**EXERCISE DESCRIPTION**: Show every line of the data where the word "HOUR" can be found.

┌──

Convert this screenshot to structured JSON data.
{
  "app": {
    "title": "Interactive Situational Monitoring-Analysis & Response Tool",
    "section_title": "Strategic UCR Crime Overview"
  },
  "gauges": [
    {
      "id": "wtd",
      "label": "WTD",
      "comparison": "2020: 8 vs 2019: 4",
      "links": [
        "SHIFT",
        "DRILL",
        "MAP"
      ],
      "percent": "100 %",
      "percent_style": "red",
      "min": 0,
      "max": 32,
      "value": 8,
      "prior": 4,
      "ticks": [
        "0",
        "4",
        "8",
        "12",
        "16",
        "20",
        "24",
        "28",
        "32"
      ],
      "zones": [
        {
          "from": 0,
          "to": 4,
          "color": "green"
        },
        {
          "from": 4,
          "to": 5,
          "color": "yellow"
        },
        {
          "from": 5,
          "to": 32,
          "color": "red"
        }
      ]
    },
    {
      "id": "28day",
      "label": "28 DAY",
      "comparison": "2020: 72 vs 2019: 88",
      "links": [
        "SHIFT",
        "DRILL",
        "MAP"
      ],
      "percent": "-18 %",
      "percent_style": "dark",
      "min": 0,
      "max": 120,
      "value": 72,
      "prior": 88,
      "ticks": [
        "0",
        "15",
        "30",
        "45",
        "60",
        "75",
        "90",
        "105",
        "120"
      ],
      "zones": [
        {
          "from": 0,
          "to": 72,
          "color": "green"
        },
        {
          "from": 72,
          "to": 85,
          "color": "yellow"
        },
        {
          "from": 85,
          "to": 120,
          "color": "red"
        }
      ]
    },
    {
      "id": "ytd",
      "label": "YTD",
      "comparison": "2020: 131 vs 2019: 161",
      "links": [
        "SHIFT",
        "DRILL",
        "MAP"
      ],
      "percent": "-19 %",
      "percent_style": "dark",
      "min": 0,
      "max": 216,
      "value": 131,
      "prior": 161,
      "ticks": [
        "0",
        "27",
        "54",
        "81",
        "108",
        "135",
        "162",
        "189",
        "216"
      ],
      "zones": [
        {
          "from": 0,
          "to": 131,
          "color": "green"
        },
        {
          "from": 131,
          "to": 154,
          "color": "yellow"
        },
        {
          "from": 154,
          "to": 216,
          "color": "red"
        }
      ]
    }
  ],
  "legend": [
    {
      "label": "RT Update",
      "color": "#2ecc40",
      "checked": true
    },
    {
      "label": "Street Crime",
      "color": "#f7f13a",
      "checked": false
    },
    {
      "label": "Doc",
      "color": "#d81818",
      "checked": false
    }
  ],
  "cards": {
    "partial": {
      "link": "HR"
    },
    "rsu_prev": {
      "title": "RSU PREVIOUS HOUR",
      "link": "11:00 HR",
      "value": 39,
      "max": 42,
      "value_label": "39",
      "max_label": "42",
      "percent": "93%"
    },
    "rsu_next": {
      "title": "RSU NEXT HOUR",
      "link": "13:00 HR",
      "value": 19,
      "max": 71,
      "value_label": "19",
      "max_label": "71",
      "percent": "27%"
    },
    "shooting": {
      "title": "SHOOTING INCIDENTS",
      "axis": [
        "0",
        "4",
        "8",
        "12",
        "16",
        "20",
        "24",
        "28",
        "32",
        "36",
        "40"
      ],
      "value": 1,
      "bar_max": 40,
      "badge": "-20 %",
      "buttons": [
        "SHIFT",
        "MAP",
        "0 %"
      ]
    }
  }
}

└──

**EXERCISE SOLUTION**:
      "title": "RSU PREVIOUS HOUR",
      "title": "RSU NEXT HOUR",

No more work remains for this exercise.